Reproduce every entry that follows word for word, but omit the images.

Information shown:
Content starts
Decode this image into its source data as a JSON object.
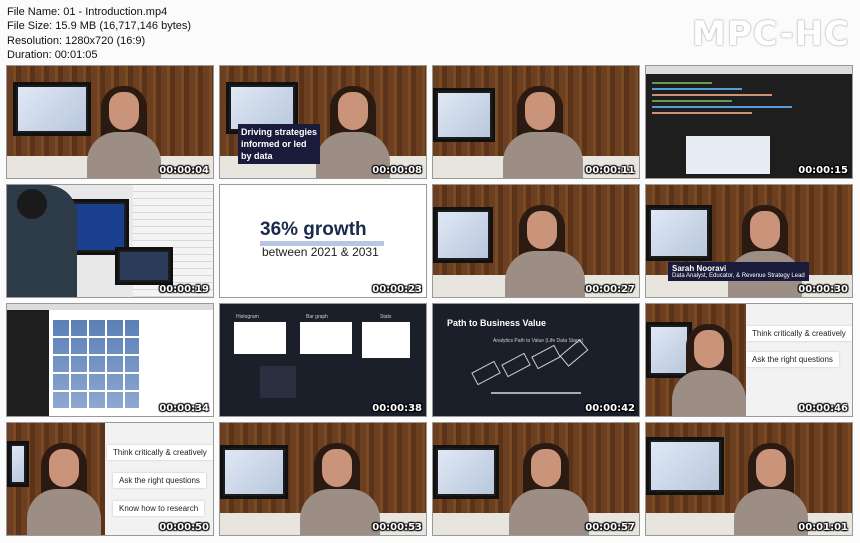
{
  "info": {
    "file_name": "File Name: 01 - Introduction.mp4",
    "file_size": "File Size: 15.9 MB (16,717,146 bytes)",
    "resolution": "Resolution: 1280x720 (16:9)",
    "duration": "Duration: 00:01:05"
  },
  "logo": "MPC-HC",
  "thumbs": [
    {
      "time": "00:00:04"
    },
    {
      "time": "00:00:08",
      "caption": [
        "Driving strategies",
        "informed or led",
        "by data"
      ]
    },
    {
      "time": "00:00:11"
    },
    {
      "time": "00:00:15"
    },
    {
      "time": "00:00:19"
    },
    {
      "time": "00:00:23",
      "headline": "36% growth",
      "subline": "between 2021 & 2031"
    },
    {
      "time": "00:00:27"
    },
    {
      "time": "00:00:30",
      "name": "Sarah Nooravi",
      "role": "Data Analyst, Educator, & Revenue Strategy Lead"
    },
    {
      "time": "00:00:34"
    },
    {
      "time": "00:00:38",
      "chart_titles": [
        "Histogram",
        "Bar graph",
        "Stats"
      ]
    },
    {
      "time": "00:00:42",
      "title": "Path to Business Value",
      "subtitle": "Analytics Path to Value (Life Data Stage)"
    },
    {
      "time": "00:00:46",
      "captions": [
        "Think critically & creatively",
        "Ask the right questions"
      ]
    },
    {
      "time": "00:00:50",
      "captions": [
        "Think critically & creatively",
        "Ask the right questions",
        "Know how to research"
      ]
    },
    {
      "time": "00:00:53"
    },
    {
      "time": "00:00:57"
    },
    {
      "time": "00:01:01"
    }
  ]
}
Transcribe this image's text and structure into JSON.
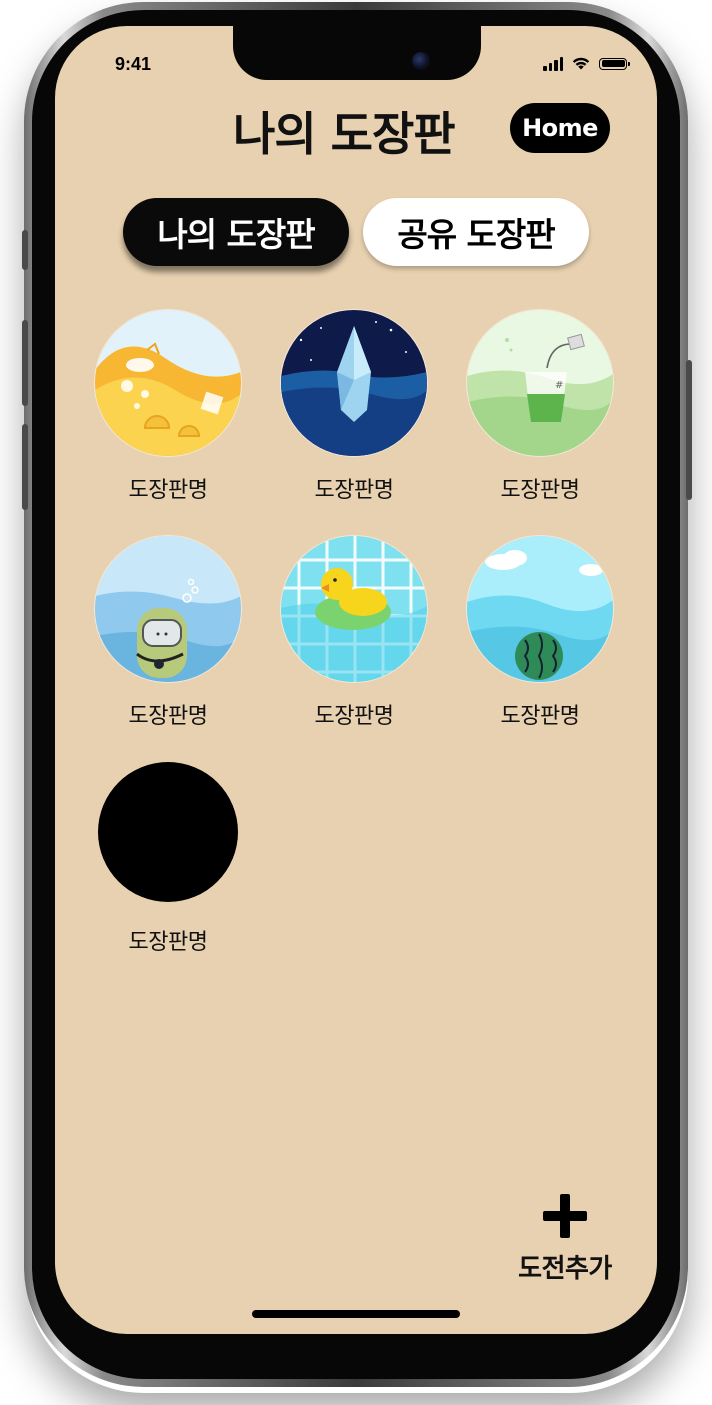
{
  "status_bar": {
    "time": "9:41",
    "icons": [
      "signal-icon",
      "wifi-icon",
      "battery-icon"
    ]
  },
  "header": {
    "title": "나의 도장판",
    "home_button": "Home"
  },
  "tabs": [
    {
      "label": "나의 도장판",
      "selected": true
    },
    {
      "label": "공유 도장판",
      "selected": false
    }
  ],
  "boards": [
    {
      "name": "도장판명",
      "theme": "lemonade"
    },
    {
      "name": "도장판명",
      "theme": "iceberg"
    },
    {
      "name": "도장판명",
      "theme": "green-tea"
    },
    {
      "name": "도장판명",
      "theme": "diver"
    },
    {
      "name": "도장판명",
      "theme": "rubber-duck"
    },
    {
      "name": "도장판명",
      "theme": "watermelon"
    },
    {
      "name": "도장판명",
      "theme": "blank"
    }
  ],
  "add_challenge": {
    "label": "도전추가",
    "icon": "plus-icon"
  },
  "colors": {
    "background": "#e8d1b0",
    "selected_tab": "#0a0a0a",
    "unselected_tab": "#ffffff"
  }
}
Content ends
Result:
Decode this image into its source data as a JSON object.
{
  "info": {
    "file_name": "File Name: 01 - Introduction.mp4",
    "file_size": "File Size: 15.9 MB (16,717,146 bytes)",
    "resolution": "Resolution: 1280x720 (16:9)",
    "duration": "Duration: 00:01:05"
  },
  "logo": "MPC-HC",
  "thumbs": [
    {
      "time": "00:00:04"
    },
    {
      "time": "00:00:08",
      "caption": [
        "Driving strategies",
        "informed or led",
        "by data"
      ]
    },
    {
      "time": "00:00:11"
    },
    {
      "time": "00:00:15"
    },
    {
      "time": "00:00:19"
    },
    {
      "time": "00:00:23",
      "headline": "36% growth",
      "subline": "between 2021 & 2031"
    },
    {
      "time": "00:00:27"
    },
    {
      "time": "00:00:30",
      "name": "Sarah Nooravi",
      "role": "Data Analyst, Educator, & Revenue Strategy Lead"
    },
    {
      "time": "00:00:34"
    },
    {
      "time": "00:00:38",
      "chart_titles": [
        "Histogram",
        "Bar graph",
        "Stats"
      ]
    },
    {
      "time": "00:00:42",
      "title": "Path to Business Value",
      "subtitle": "Analytics Path to Value (Life Data Stage)"
    },
    {
      "time": "00:00:46",
      "captions": [
        "Think critically & creatively",
        "Ask the right questions"
      ]
    },
    {
      "time": "00:00:50",
      "captions": [
        "Think critically & creatively",
        "Ask the right questions",
        "Know how to research"
      ]
    },
    {
      "time": "00:00:53"
    },
    {
      "time": "00:00:57"
    },
    {
      "time": "00:01:01"
    }
  ]
}
Transcribe this image's text and structure into JSON.
{
  "status_bar": {
    "time": "9:41",
    "icons": [
      "signal-icon",
      "wifi-icon",
      "battery-icon"
    ]
  },
  "header": {
    "title": "나의 도장판",
    "home_button": "Home"
  },
  "tabs": [
    {
      "label": "나의 도장판",
      "selected": true
    },
    {
      "label": "공유 도장판",
      "selected": false
    }
  ],
  "boards": [
    {
      "name": "도장판명",
      "theme": "lemonade"
    },
    {
      "name": "도장판명",
      "theme": "iceberg"
    },
    {
      "name": "도장판명",
      "theme": "green-tea"
    },
    {
      "name": "도장판명",
      "theme": "diver"
    },
    {
      "name": "도장판명",
      "theme": "rubber-duck"
    },
    {
      "name": "도장판명",
      "theme": "watermelon"
    },
    {
      "name": "도장판명",
      "theme": "blank"
    }
  ],
  "add_challenge": {
    "label": "도전추가",
    "icon": "plus-icon"
  },
  "colors": {
    "background": "#e8d1b0",
    "selected_tab": "#0a0a0a",
    "unselected_tab": "#ffffff"
  }
}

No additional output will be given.